Stored data entries:
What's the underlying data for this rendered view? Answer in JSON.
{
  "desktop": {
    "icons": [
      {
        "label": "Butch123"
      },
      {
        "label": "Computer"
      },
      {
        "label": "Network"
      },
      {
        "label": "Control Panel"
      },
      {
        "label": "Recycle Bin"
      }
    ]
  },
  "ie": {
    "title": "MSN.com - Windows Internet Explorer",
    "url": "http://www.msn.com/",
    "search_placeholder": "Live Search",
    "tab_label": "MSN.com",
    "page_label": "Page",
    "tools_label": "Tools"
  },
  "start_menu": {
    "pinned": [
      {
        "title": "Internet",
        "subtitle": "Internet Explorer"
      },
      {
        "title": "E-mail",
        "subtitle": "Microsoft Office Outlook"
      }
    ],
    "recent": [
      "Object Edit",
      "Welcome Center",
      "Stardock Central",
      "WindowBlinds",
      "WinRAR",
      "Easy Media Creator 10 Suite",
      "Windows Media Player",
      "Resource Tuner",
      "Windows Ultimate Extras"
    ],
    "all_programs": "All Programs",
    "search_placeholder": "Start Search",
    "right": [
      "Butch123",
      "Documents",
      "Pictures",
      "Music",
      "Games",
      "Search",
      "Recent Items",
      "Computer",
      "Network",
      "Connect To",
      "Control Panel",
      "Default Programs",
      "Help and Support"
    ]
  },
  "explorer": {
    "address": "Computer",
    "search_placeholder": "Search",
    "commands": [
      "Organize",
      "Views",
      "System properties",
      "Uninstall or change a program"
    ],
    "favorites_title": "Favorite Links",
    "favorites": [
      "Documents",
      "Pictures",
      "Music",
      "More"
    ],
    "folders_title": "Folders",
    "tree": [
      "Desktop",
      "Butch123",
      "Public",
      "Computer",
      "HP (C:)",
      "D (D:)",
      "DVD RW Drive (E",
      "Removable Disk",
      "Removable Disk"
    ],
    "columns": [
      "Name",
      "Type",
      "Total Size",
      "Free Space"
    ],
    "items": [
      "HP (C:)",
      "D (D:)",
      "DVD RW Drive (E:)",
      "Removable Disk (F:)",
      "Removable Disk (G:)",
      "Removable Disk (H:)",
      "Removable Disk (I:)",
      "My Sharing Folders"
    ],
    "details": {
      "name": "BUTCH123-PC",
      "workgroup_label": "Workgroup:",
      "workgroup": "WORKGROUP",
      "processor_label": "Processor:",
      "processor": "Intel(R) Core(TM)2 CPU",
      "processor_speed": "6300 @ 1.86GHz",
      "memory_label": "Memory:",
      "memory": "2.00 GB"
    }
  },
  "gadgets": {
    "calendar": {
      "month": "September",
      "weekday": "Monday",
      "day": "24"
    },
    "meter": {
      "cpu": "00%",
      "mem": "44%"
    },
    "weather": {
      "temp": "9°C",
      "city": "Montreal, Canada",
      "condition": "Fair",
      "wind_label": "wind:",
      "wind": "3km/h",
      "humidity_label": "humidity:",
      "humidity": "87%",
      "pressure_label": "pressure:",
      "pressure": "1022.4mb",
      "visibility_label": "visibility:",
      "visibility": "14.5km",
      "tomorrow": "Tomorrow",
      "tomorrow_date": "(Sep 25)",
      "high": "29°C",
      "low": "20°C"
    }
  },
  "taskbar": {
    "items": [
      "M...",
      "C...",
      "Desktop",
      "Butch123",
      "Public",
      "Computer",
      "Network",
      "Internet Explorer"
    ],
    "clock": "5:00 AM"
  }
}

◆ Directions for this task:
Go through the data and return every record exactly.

◆ Solution for this problem:
What's the underlying data for this rendered view? Answer in JSON.
{
  "desktop": {
    "icons": [
      {
        "label": "Butch123"
      },
      {
        "label": "Computer"
      },
      {
        "label": "Network"
      },
      {
        "label": "Control Panel"
      },
      {
        "label": "Recycle Bin"
      }
    ]
  },
  "ie": {
    "title": "MSN.com - Windows Internet Explorer",
    "url": "http://www.msn.com/",
    "search_placeholder": "Live Search",
    "tab_label": "MSN.com",
    "page_label": "Page",
    "tools_label": "Tools"
  },
  "start_menu": {
    "pinned": [
      {
        "title": "Internet",
        "subtitle": "Internet Explorer"
      },
      {
        "title": "E-mail",
        "subtitle": "Microsoft Office Outlook"
      }
    ],
    "recent": [
      "Object Edit",
      "Welcome Center",
      "Stardock Central",
      "WindowBlinds",
      "WinRAR",
      "Easy Media Creator 10 Suite",
      "Windows Media Player",
      "Resource Tuner",
      "Windows Ultimate Extras"
    ],
    "all_programs": "All Programs",
    "search_placeholder": "Start Search",
    "right": [
      "Butch123",
      "Documents",
      "Pictures",
      "Music",
      "Games",
      "Search",
      "Recent Items",
      "Computer",
      "Network",
      "Connect To",
      "Control Panel",
      "Default Programs",
      "Help and Support"
    ]
  },
  "explorer": {
    "address": "Computer",
    "search_placeholder": "Search",
    "commands": [
      "Organize",
      "Views",
      "System properties",
      "Uninstall or change a program"
    ],
    "favorites_title": "Favorite Links",
    "favorites": [
      "Documents",
      "Pictures",
      "Music",
      "More"
    ],
    "folders_title": "Folders",
    "tree": [
      "Desktop",
      "Butch123",
      "Public",
      "Computer",
      "HP (C:)",
      "D (D:)",
      "DVD RW Drive (E",
      "Removable Disk",
      "Removable Disk"
    ],
    "columns": [
      "Name",
      "Type",
      "Total Size",
      "Free Space"
    ],
    "items": [
      "HP (C:)",
      "D (D:)",
      "DVD RW Drive (E:)",
      "Removable Disk (F:)",
      "Removable Disk (G:)",
      "Removable Disk (H:)",
      "Removable Disk (I:)",
      "My Sharing Folders"
    ],
    "details": {
      "name": "BUTCH123-PC",
      "workgroup_label": "Workgroup:",
      "workgroup": "WORKGROUP",
      "processor_label": "Processor:",
      "processor": "Intel(R) Core(TM)2 CPU",
      "processor_speed": "6300 @ 1.86GHz",
      "memory_label": "Memory:",
      "memory": "2.00 GB"
    }
  },
  "gadgets": {
    "calendar": {
      "month": "September",
      "weekday": "Monday",
      "day": "24"
    },
    "meter": {
      "cpu": "00%",
      "mem": "44%"
    },
    "weather": {
      "temp": "9°C",
      "city": "Montreal, Canada",
      "condition": "Fair",
      "wind_label": "wind:",
      "wind": "3km/h",
      "humidity_label": "humidity:",
      "humidity": "87%",
      "pressure_label": "pressure:",
      "pressure": "1022.4mb",
      "visibility_label": "visibility:",
      "visibility": "14.5km",
      "tomorrow": "Tomorrow",
      "tomorrow_date": "(Sep 25)",
      "high": "29°C",
      "low": "20°C"
    }
  },
  "taskbar": {
    "items": [
      "M...",
      "C...",
      "Desktop",
      "Butch123",
      "Public",
      "Computer",
      "Network",
      "Internet Explorer"
    ],
    "clock": "5:00 AM"
  }
}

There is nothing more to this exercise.